Democrats say EPA Safeguards Speak for Themselves

Oct 4, 2011

(Washington, DC) – Today the House Committee on Science, Space, and Technology’s Subcommittee on Energy and Environment held a hearing entitled, “Quality Science for Quality Air.”  The purpose of the hearing was to examine the Environmental Protection Agency’s (EPA) process for setting standards under the Clean Air Act. 

The Clean Air Act (CAA) defines EPA's responsibilities for protecting and improving the nation's air quality.  According to the American Lung Association, the CAA prevented an estimated 160,000 premature deaths last year alone. And according to a peer-reviewed study completed by the EPA, by 2020 the Clean Air Act will annually prevent about 230,000 deaths, 200,000 cases of heart disease, 2.4 million asthma flare-ups, and 22.4 million missed school and work days. 

Despite assertions that the CAA adversely affects the economy, studies shows that the regulations have resulted in an economic value of nearly tens to hundreds of billions of dollars annually.  In addition, these regulations have fostered the development of technologies that have kept the U.S. in the forefront of global innovation in this sector.  Over the last 20 years, total emissions of the six principal air pollutants have decreased by more than 41 percent, while the Gross Domestic Product has increased by more than 64 percent.  Nonetheless, despite 40 years of success, the Clean Air Act and the EPA remain at the center of an often heated political debate.

Ranking Member Brad Miller (D-NC) said in his opening statement, “Unfortunately, there is a troubling force at play here as politicians have discovered the distinct political value of vilifying the EPA.  To them, there is no middle ground, and no room for negotiation or compromise with this “rogue agency”.  In politicizing the issue – sometimes far beyond the comfort level of the industries they profess to champion – there also seems to be no limit to the hysterics.  In a recent hearing on the EPA’s transport rule before this Committee, a witness actually went as far as to say that the rule will “jeopardize the lives of our most medically fragile citizens.” 

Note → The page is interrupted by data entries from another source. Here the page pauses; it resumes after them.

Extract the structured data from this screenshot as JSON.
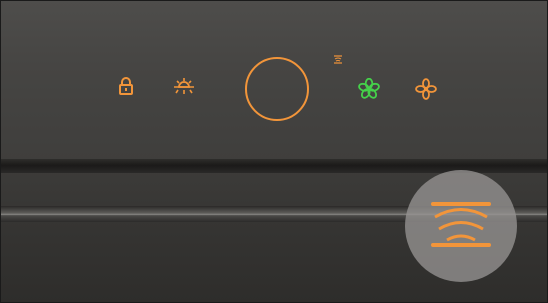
{
  "control_panel": {
    "controls": [
      {
        "icon": "lock-icon",
        "function": "child-lock"
      },
      {
        "icon": "light-bulb-icon",
        "function": "light"
      },
      {
        "icon": "power-ring-icon",
        "function": "power"
      },
      {
        "icon": "boost-indicator-icon",
        "function": "intensive-mode-indicator"
      },
      {
        "icon": "fan-icon",
        "function": "fan-speed",
        "state": "active"
      },
      {
        "icon": "fan-icon",
        "function": "fan-speed",
        "state": "inactive"
      }
    ]
  },
  "badge": {
    "icon": "breeze-sensor-icon"
  },
  "colors": {
    "accent": "#f2953a",
    "active": "#45d14a",
    "panel": "#46453f",
    "badge": "#969492"
  }
}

He continued, “Demonizing environmental safeguards and the EPA by making specious claims that regulations kill jobs – and even people – while completely ignoring the proven positive effects they have on public health and the economy, is another cynical ploy to get Americans to vote against their own self-interest.  Thankfully, poll after poll shows that the public believes that EPA should protect their right to clean air and water more than they believe that pollution is the price they must pay for economic security.”

Dr. George Thurston, an expert in the associations between ambient air pollution and adverse human health effects, stated in his testimony, “The evidence is clear and consistent:  air pollution is adversely affecting the health and lives of Americans across our nation.  There is coherence between the epidemiologic study associations and experimental study results, validating that there is indeed a cause-effect relationship between air pollution and adverse human health effects.  The importance of these health effects relationships is made all the more imperative by the fact that virtually every American is directly impacted by this pollution.  Cleaning the air causes improvements in public health, saving lives, and improving the quality of life of all Americans.”

Mr. Miller closed his opening statement, “Although significant progress has been made in the past 40 years, it is our job now to build upon this legacy and ensure that we continue to improve our environmental quality while fostering a strong economy.  This is not science fiction; it is our history.  In the U.S. a healthy environment and strong economy are not mutually exclusive.  Stricter pollutions limits force us to push the envelope of scientific innovation and create new technologies.  And, as it has been proven many times over, improved worker productivity, increased agricultural yield, reduction in mortality and illness, and other economic and public health benefits far outweigh the costs of compliance.”